From the Back Cover
An outspoken iconoclast whose disregard for convention made him as many enemies as friends among the colorful characters of the game, Reggie Jackson was a cantankerous upstart full of swagger with a fearsome talent to match. The Baseball Hall of Famer earned the name “Mr. October” for the crucial clutch hitting that led his teams to the World Series six times and won him two series MVP awards. But most people don't really know the man behind the bat—a great athlete struggling to find his place in the world, at home, and in the sport that made him a star.
Now, in the first biography of Reggie Jackson in more than twenty-five years—and the first to cover his entire career as a player—FOXSports.com columnist Dayn Perry provides an intimate, honest, and never-before-seen glimpse into the life and times of one of baseball's all-time greats.
Top customer reviews
Reggie had a great career and won wherever he played. His stardom shined the brightest during the bright lights of October Baseball. His charisma and flamboyance brought the world series trophy back to New York where it belongs. In addition, his power and home run numbers made him one of the greatest home run hitters ever.
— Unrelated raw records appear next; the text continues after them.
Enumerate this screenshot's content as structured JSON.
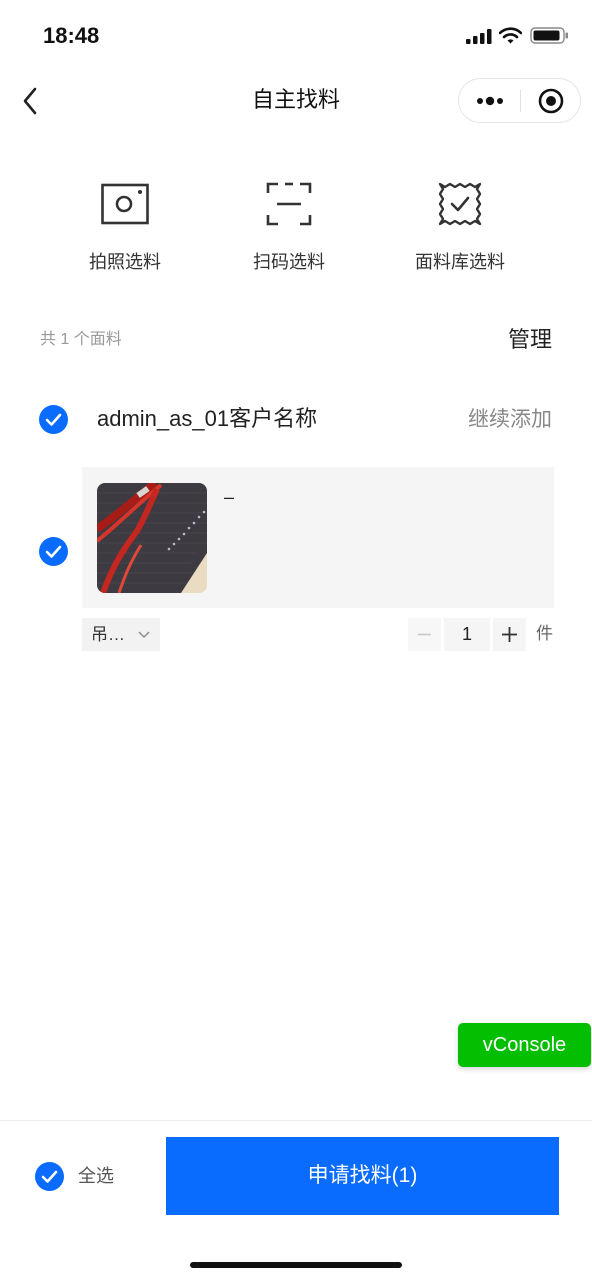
{
  "status_bar": {
    "time": "18:48",
    "icons": [
      "cellular-signal-icon",
      "wifi-icon",
      "battery-icon"
    ]
  },
  "nav": {
    "title": "自主找料",
    "back_icon": "chevron-left-icon",
    "more_icon": "more-dots-icon",
    "target_icon": "record-circle-icon"
  },
  "options": [
    {
      "label": "拍照选料",
      "icon": "camera-icon"
    },
    {
      "label": "扫码选料",
      "icon": "scan-icon"
    },
    {
      "label": "面料库选料",
      "icon": "fabric-library-icon"
    }
  ],
  "summary": {
    "count_text": "共 1 个面料",
    "manage_label": "管理"
  },
  "group": {
    "checked": true,
    "customer_name": "admin_as_01客户名称",
    "add_more_label": "继续添加"
  },
  "items": [
    {
      "checked": true,
      "name": "–",
      "spec_label": "吊…",
      "quantity": "1",
      "unit": "件"
    }
  ],
  "vconsole": {
    "label": "vConsole"
  },
  "footer": {
    "select_all_checked": true,
    "select_all_label": "全选",
    "submit_label": "申请找料(1)"
  },
  "colors": {
    "primary": "#0A6CFF",
    "vconsole": "#04BE02",
    "text": "#222222",
    "muted": "#999999"
  }
}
This book is a very enjoyable and easy read. I recommend it to baseball and sports fans.
Basically, I could not put the book down. For me, everything was new information but it wasn't that fact that made the book so enjoyable. Yes, I could have likely accumulated some of the book's information from 20 years of miscellaneous articles and news reports, but why? Dayn Perry has done the research and created a book that is more that just a grouping of facts. He actually tells an engaging story about Reggie's life that left me, the reader, emotionally invested in Reggie: hopeful for him to turn his relationships around; sad for his turmoil; disgusted at the bigotry; and prideful of his thunderous homers. For a baseball book to accomplish this for a guy with only passing interest in the sport should signal the quality of the author's work and his connection to his subject.
Perry's uses an awesome selection of words to entertain and apparently Reggie presented no lack of source code. I enjoyed the way the words in the story fit exactly as they should, not to say that there aren't surprises and loops where I couldn't help but laugh at the audacity of Reggie the `superstar' or the owners from Charley O to `Big' Stein.
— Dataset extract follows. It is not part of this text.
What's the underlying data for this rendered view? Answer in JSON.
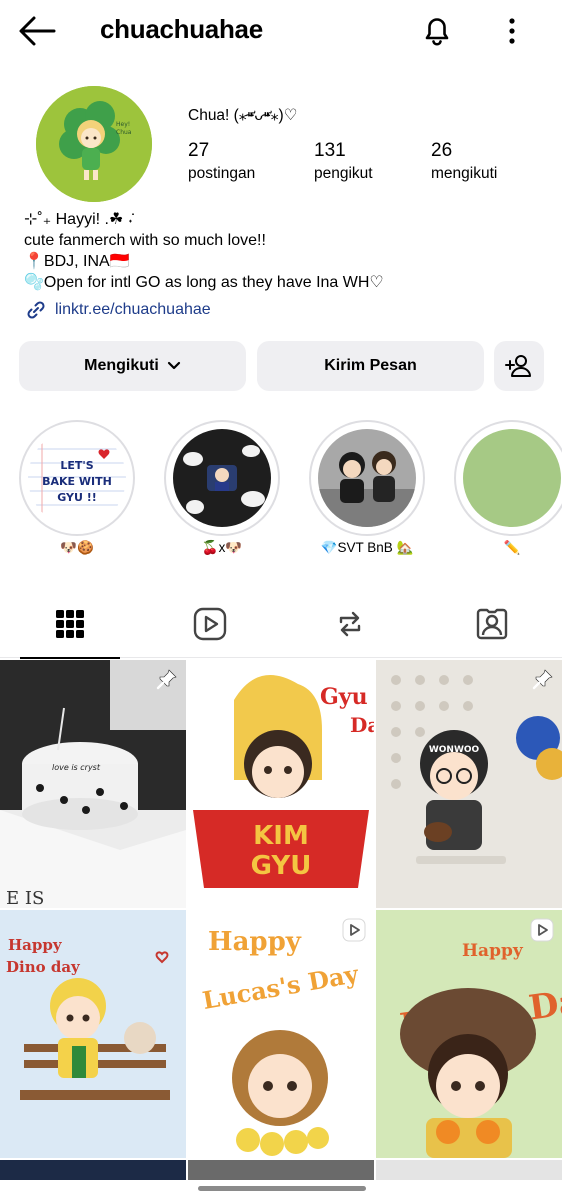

If you wonder how we got to today of over the top athletes in all major sports - this is an excellent start. Get a great view of how poorly the baseball owners actually treated the players - even the stars of the team. Players couldn't help but demand more monies as their individual popularity grew. Excellent read for the baseball fan base. Check it out
Most recent customer reviews
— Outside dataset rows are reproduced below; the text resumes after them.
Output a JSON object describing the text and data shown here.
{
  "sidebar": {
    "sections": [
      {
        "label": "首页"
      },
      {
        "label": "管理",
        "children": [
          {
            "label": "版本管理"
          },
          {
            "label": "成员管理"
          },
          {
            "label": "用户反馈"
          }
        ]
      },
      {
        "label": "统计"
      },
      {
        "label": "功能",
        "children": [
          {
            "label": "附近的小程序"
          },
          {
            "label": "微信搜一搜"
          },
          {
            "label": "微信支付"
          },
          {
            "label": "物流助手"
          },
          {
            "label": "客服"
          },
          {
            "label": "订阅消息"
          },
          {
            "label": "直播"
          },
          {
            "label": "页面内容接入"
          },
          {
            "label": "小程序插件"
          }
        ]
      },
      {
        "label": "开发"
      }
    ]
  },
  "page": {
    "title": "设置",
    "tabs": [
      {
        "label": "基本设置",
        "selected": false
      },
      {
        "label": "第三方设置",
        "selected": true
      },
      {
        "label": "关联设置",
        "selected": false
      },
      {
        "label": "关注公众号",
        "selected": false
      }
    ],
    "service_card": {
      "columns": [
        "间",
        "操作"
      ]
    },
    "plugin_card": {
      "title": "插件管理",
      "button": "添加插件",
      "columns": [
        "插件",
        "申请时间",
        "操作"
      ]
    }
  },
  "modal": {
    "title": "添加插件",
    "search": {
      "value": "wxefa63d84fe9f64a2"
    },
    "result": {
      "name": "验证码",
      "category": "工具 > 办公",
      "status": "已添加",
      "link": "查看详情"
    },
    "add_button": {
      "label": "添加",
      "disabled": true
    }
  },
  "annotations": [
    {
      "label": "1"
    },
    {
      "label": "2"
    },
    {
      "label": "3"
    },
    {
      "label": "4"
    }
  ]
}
It seemed clear to me as I was reading the book that Perry interviewed virtually none of Jackson's teammates or opponents for...Read more
Baseball lives and dies with stats.
Why did the author leave out Jackson's career stats?